### Try it
Output every line of the material exactly, omitting images.
Input for this task START
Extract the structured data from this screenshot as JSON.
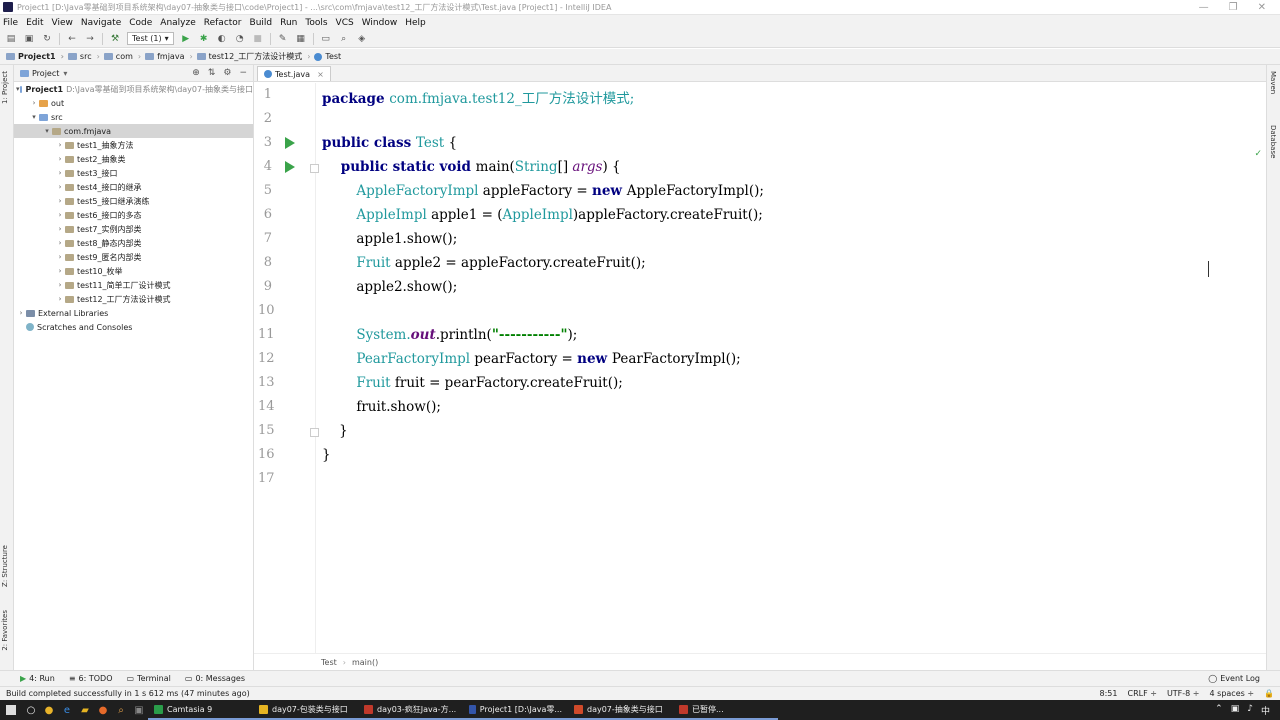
{
  "window": {
    "title": "Project1 [D:\\Java零基础到项目系统架构\\day07-抽象类与接口\\code\\Project1] - ...\\src\\com\\fmjava\\test12_工厂方法设计模式\\Test.java [Project1] - IntelliJ IDEA",
    "minimize": "—",
    "maximize": "❐",
    "close": "✕"
  },
  "menu": [
    "File",
    "Edit",
    "View",
    "Navigate",
    "Code",
    "Analyze",
    "Refactor",
    "Build",
    "Run",
    "Tools",
    "VCS",
    "Window",
    "Help"
  ],
  "toolbar": {
    "run_config": "Test (1)",
    "dropdown": "▾"
  },
  "breadcrumbs": [
    "Project1",
    "src",
    "com",
    "fmjava",
    "test12_工厂方法设计模式",
    "Test"
  ],
  "left_tabs": [
    "1: Project",
    "Z: Structure",
    "2: Favorites"
  ],
  "right_tabs": [
    "Maven",
    "Database"
  ],
  "project_panel": {
    "title": "Project",
    "tree": [
      {
        "label": "Project1",
        "path": "D:\\Java零基础到项目系统架构\\day07-抽象类与接口",
        "arrow": "▾",
        "indent": 0,
        "icon": "blue",
        "bold": true
      },
      {
        "label": "out",
        "arrow": "›",
        "indent": 1,
        "icon": "orange"
      },
      {
        "label": "src",
        "arrow": "▾",
        "indent": 1,
        "icon": "blue"
      },
      {
        "label": "com.fmjava",
        "arrow": "▾",
        "indent": 2,
        "icon": "pkg",
        "selected": true
      },
      {
        "label": "test1_抽象方法",
        "arrow": "›",
        "indent": 3,
        "icon": "pkg"
      },
      {
        "label": "test2_抽象类",
        "arrow": "›",
        "indent": 3,
        "icon": "pkg"
      },
      {
        "label": "test3_接口",
        "arrow": "›",
        "indent": 3,
        "icon": "pkg"
      },
      {
        "label": "test4_接口的继承",
        "arrow": "›",
        "indent": 3,
        "icon": "pkg"
      },
      {
        "label": "test5_接口继承演练",
        "arrow": "›",
        "indent": 3,
        "icon": "pkg"
      },
      {
        "label": "test6_接口的多态",
        "arrow": "›",
        "indent": 3,
        "icon": "pkg"
      },
      {
        "label": "test7_实例内部类",
        "arrow": "›",
        "indent": 3,
        "icon": "pkg"
      },
      {
        "label": "test8_静态内部类",
        "arrow": "›",
        "indent": 3,
        "icon": "pkg"
      },
      {
        "label": "test9_匿名内部类",
        "arrow": "›",
        "indent": 3,
        "icon": "pkg"
      },
      {
        "label": "test10_枚举",
        "arrow": "›",
        "indent": 3,
        "icon": "pkg"
      },
      {
        "label": "test11_简单工厂设计模式",
        "arrow": "›",
        "indent": 3,
        "icon": "pkg"
      },
      {
        "label": "test12_工厂方法设计模式",
        "arrow": "›",
        "indent": 3,
        "icon": "pkg"
      },
      {
        "label": "External Libraries",
        "arrow": "›",
        "indent": 0,
        "icon": "lib"
      },
      {
        "label": "Scratches and Consoles",
        "arrow": "",
        "indent": 0,
        "icon": "scratch"
      }
    ]
  },
  "editor": {
    "tab": "Test.java",
    "tab_close": "×",
    "line_numbers": [
      "1",
      "2",
      "3",
      "4",
      "5",
      "6",
      "7",
      "8",
      "9",
      "10",
      "11",
      "12",
      "13",
      "14",
      "15",
      "16",
      "17"
    ],
    "code_lines": [
      [
        {
          "t": "package ",
          "c": "kw"
        },
        {
          "t": "com.fmjava.test12_工厂方法设计模式;",
          "c": "pk"
        }
      ],
      [],
      [
        {
          "t": "public class ",
          "c": "kw"
        },
        {
          "t": "Test",
          "c": "ty"
        },
        {
          "t": " {",
          "c": ""
        }
      ],
      [
        {
          "t": "    public static void ",
          "c": "kw"
        },
        {
          "t": "main(",
          "c": ""
        },
        {
          "t": "String",
          "c": "ty"
        },
        {
          "t": "[] ",
          "c": ""
        },
        {
          "t": "args",
          "c": "it"
        },
        {
          "t": ") {",
          "c": ""
        }
      ],
      [
        {
          "t": "        ",
          "c": ""
        },
        {
          "t": "AppleFactoryImpl",
          "c": "ty"
        },
        {
          "t": " appleFactory = ",
          "c": ""
        },
        {
          "t": "new ",
          "c": "kw"
        },
        {
          "t": "AppleFactoryImpl();",
          "c": ""
        }
      ],
      [
        {
          "t": "        ",
          "c": ""
        },
        {
          "t": "AppleImpl",
          "c": "ty"
        },
        {
          "t": " apple1 = (",
          "c": ""
        },
        {
          "t": "AppleImpl",
          "c": "ty"
        },
        {
          "t": ")appleFactory.createFruit();",
          "c": ""
        }
      ],
      [
        {
          "t": "        apple1.show();",
          "c": ""
        }
      ],
      [
        {
          "t": "        ",
          "c": ""
        },
        {
          "t": "Fruit",
          "c": "ty"
        },
        {
          "t": " apple2 = appleFactory.createFruit();",
          "c": ""
        }
      ],
      [
        {
          "t": "        apple2.show();",
          "c": ""
        }
      ],
      [],
      [
        {
          "t": "        ",
          "c": ""
        },
        {
          "t": "System.",
          "c": "ty"
        },
        {
          "t": "out",
          "c": "field"
        },
        {
          "t": ".println(",
          "c": ""
        },
        {
          "t": "\"-----------\"",
          "c": "st"
        },
        {
          "t": ");",
          "c": ""
        }
      ],
      [
        {
          "t": "        ",
          "c": ""
        },
        {
          "t": "PearFactoryImpl",
          "c": "ty"
        },
        {
          "t": " pearFactory = ",
          "c": ""
        },
        {
          "t": "new ",
          "c": "kw"
        },
        {
          "t": "PearFactoryImpl();",
          "c": ""
        }
      ],
      [
        {
          "t": "        ",
          "c": ""
        },
        {
          "t": "Fruit",
          "c": "ty"
        },
        {
          "t": " fruit = pearFactory.createFruit();",
          "c": ""
        }
      ],
      [
        {
          "t": "        fruit.show();",
          "c": ""
        }
      ],
      [
        {
          "t": "    }",
          "c": ""
        }
      ],
      [
        {
          "t": "}",
          "c": ""
        }
      ],
      []
    ],
    "crumbs": [
      "Test",
      "main()"
    ],
    "inspection_mark": "✓"
  },
  "tool_windows": [
    {
      "icon": "▶",
      "label": "4: Run"
    },
    {
      "icon": "≡",
      "label": "6: TODO"
    },
    {
      "icon": "▭",
      "label": "Terminal"
    },
    {
      "icon": "▭",
      "label": "0: Messages"
    }
  ],
  "event_log": "Event Log",
  "status": {
    "message": "Build completed successfully in 1 s 612 ms (47 minutes ago)",
    "position": "8:51",
    "line_sep": "CRLF ÷",
    "encoding": "UTF-8 ÷",
    "indent": "4 spaces ÷"
  },
  "taskbar": {
    "items": [
      {
        "label": "Camtasia 9",
        "color": "#2a9d4a"
      },
      {
        "label": "day07-包装类与接口",
        "color": "#e6b422"
      },
      {
        "label": "day03-疯狂Java-方...",
        "color": "#c0392b"
      },
      {
        "label": "Project1 [D:\\Java零...",
        "color": "#3355aa"
      },
      {
        "label": "day07-抽象类与接口",
        "color": "#d04a2a"
      },
      {
        "label": "已暂停...",
        "color": "#c0392b"
      }
    ],
    "tray": [
      "⌃",
      "▣",
      "♪",
      "中"
    ]
  }
}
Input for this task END
### Response to the exercise
Extract the structured data from this screenshot as JSON.
{
  "window": {
    "title": "Project1 [D:\\Java零基础到项目系统架构\\day07-抽象类与接口\\code\\Project1] - ...\\src\\com\\fmjava\\test12_工厂方法设计模式\\Test.java [Project1] - IntelliJ IDEA",
    "minimize": "—",
    "maximize": "❐",
    "close": "✕"
  },
  "menu": [
    "File",
    "Edit",
    "View",
    "Navigate",
    "Code",
    "Analyze",
    "Refactor",
    "Build",
    "Run",
    "Tools",
    "VCS",
    "Window",
    "Help"
  ],
  "toolbar": {
    "run_config": "Test (1)",
    "dropdown": "▾"
  },
  "breadcrumbs": [
    "Project1",
    "src",
    "com",
    "fmjava",
    "test12_工厂方法设计模式",
    "Test"
  ],
  "left_tabs": [
    "1: Project",
    "Z: Structure",
    "2: Favorites"
  ],
  "right_tabs": [
    "Maven",
    "Database"
  ],
  "project_panel": {
    "title": "Project",
    "tree": [
      {
        "label": "Project1",
        "path": "D:\\Java零基础到项目系统架构\\day07-抽象类与接口",
        "arrow": "▾",
        "indent": 0,
        "icon": "blue",
        "bold": true
      },
      {
        "label": "out",
        "arrow": "›",
        "indent": 1,
        "icon": "orange"
      },
      {
        "label": "src",
        "arrow": "▾",
        "indent": 1,
        "icon": "blue"
      },
      {
        "label": "com.fmjava",
        "arrow": "▾",
        "indent": 2,
        "icon": "pkg",
        "selected": true
      },
      {
        "label": "test1_抽象方法",
        "arrow": "›",
        "indent": 3,
        "icon": "pkg"
      },
      {
        "label": "test2_抽象类",
        "arrow": "›",
        "indent": 3,
        "icon": "pkg"
      },
      {
        "label": "test3_接口",
        "arrow": "›",
        "indent": 3,
        "icon": "pkg"
      },
      {
        "label": "test4_接口的继承",
        "arrow": "›",
        "indent": 3,
        "icon": "pkg"
      },
      {
        "label": "test5_接口继承演练",
        "arrow": "›",
        "indent": 3,
        "icon": "pkg"
      },
      {
        "label": "test6_接口的多态",
        "arrow": "›",
        "indent": 3,
        "icon": "pkg"
      },
      {
        "label": "test7_实例内部类",
        "arrow": "›",
        "indent": 3,
        "icon": "pkg"
      },
      {
        "label": "test8_静态内部类",
        "arrow": "›",
        "indent": 3,
        "icon": "pkg"
      },
      {
        "label": "test9_匿名内部类",
        "arrow": "›",
        "indent": 3,
        "icon": "pkg"
      },
      {
        "label": "test10_枚举",
        "arrow": "›",
        "indent": 3,
        "icon": "pkg"
      },
      {
        "label": "test11_简单工厂设计模式",
        "arrow": "›",
        "indent": 3,
        "icon": "pkg"
      },
      {
        "label": "test12_工厂方法设计模式",
        "arrow": "›",
        "indent": 3,
        "icon": "pkg"
      },
      {
        "label": "External Libraries",
        "arrow": "›",
        "indent": 0,
        "icon": "lib"
      },
      {
        "label": "Scratches and Consoles",
        "arrow": "",
        "indent": 0,
        "icon": "scratch"
      }
    ]
  },
  "editor": {
    "tab": "Test.java",
    "tab_close": "×",
    "line_numbers": [
      "1",
      "2",
      "3",
      "4",
      "5",
      "6",
      "7",
      "8",
      "9",
      "10",
      "11",
      "12",
      "13",
      "14",
      "15",
      "16",
      "17"
    ],
    "code_lines": [
      [
        {
          "t": "package ",
          "c": "kw"
        },
        {
          "t": "com.fmjava.test12_工厂方法设计模式;",
          "c": "pk"
        }
      ],
      [],
      [
        {
          "t": "public class ",
          "c": "kw"
        },
        {
          "t": "Test",
          "c": "ty"
        },
        {
          "t": " {",
          "c": ""
        }
      ],
      [
        {
          "t": "    public static void ",
          "c": "kw"
        },
        {
          "t": "main(",
          "c": ""
        },
        {
          "t": "String",
          "c": "ty"
        },
        {
          "t": "[] ",
          "c": ""
        },
        {
          "t": "args",
          "c": "it"
        },
        {
          "t": ") {",
          "c": ""
        }
      ],
      [
        {
          "t": "        ",
          "c": ""
        },
        {
          "t": "AppleFactoryImpl",
          "c": "ty"
        },
        {
          "t": " appleFactory = ",
          "c": ""
        },
        {
          "t": "new ",
          "c": "kw"
        },
        {
          "t": "AppleFactoryImpl();",
          "c": ""
        }
      ],
      [
        {
          "t": "        ",
          "c": ""
        },
        {
          "t": "AppleImpl",
          "c": "ty"
        },
        {
          "t": " apple1 = (",
          "c": ""
        },
        {
          "t": "AppleImpl",
          "c": "ty"
        },
        {
          "t": ")appleFactory.createFruit();",
          "c": ""
        }
      ],
      [
        {
          "t": "        apple1.show();",
          "c": ""
        }
      ],
      [
        {
          "t": "        ",
          "c": ""
        },
        {
          "t": "Fruit",
          "c": "ty"
        },
        {
          "t": " apple2 = appleFactory.createFruit();",
          "c": ""
        }
      ],
      [
        {
          "t": "        apple2.show();",
          "c": ""
        }
      ],
      [],
      [
        {
          "t": "        ",
          "c": ""
        },
        {
          "t": "System.",
          "c": "ty"
        },
        {
          "t": "out",
          "c": "field"
        },
        {
          "t": ".println(",
          "c": ""
        },
        {
          "t": "\"-----------\"",
          "c": "st"
        },
        {
          "t": ");",
          "c": ""
        }
      ],
      [
        {
          "t": "        ",
          "c": ""
        },
        {
          "t": "PearFactoryImpl",
          "c": "ty"
        },
        {
          "t": " pearFactory = ",
          "c": ""
        },
        {
          "t": "new ",
          "c": "kw"
        },
        {
          "t": "PearFactoryImpl();",
          "c": ""
        }
      ],
      [
        {
          "t": "        ",
          "c": ""
        },
        {
          "t": "Fruit",
          "c": "ty"
        },
        {
          "t": " fruit = pearFactory.createFruit();",
          "c": ""
        }
      ],
      [
        {
          "t": "        fruit.show();",
          "c": ""
        }
      ],
      [
        {
          "t": "    }",
          "c": ""
        }
      ],
      [
        {
          "t": "}",
          "c": ""
        }
      ],
      []
    ],
    "crumbs": [
      "Test",
      "main()"
    ],
    "inspection_mark": "✓"
  },
  "tool_windows": [
    {
      "icon": "▶",
      "label": "4: Run"
    },
    {
      "icon": "≡",
      "label": "6: TODO"
    },
    {
      "icon": "▭",
      "label": "Terminal"
    },
    {
      "icon": "▭",
      "label": "0: Messages"
    }
  ],
  "event_log": "Event Log",
  "status": {
    "message": "Build completed successfully in 1 s 612 ms (47 minutes ago)",
    "position": "8:51",
    "line_sep": "CRLF ÷",
    "encoding": "UTF-8 ÷",
    "indent": "4 spaces ÷"
  },
  "taskbar": {
    "items": [
      {
        "label": "Camtasia 9",
        "color": "#2a9d4a"
      },
      {
        "label": "day07-包装类与接口",
        "color": "#e6b422"
      },
      {
        "label": "day03-疯狂Java-方...",
        "color": "#c0392b"
      },
      {
        "label": "Project1 [D:\\Java零...",
        "color": "#3355aa"
      },
      {
        "label": "day07-抽象类与接口",
        "color": "#d04a2a"
      },
      {
        "label": "已暂停...",
        "color": "#c0392b"
      }
    ],
    "tray": [
      "⌃",
      "▣",
      "♪",
      "中"
    ]
  }
}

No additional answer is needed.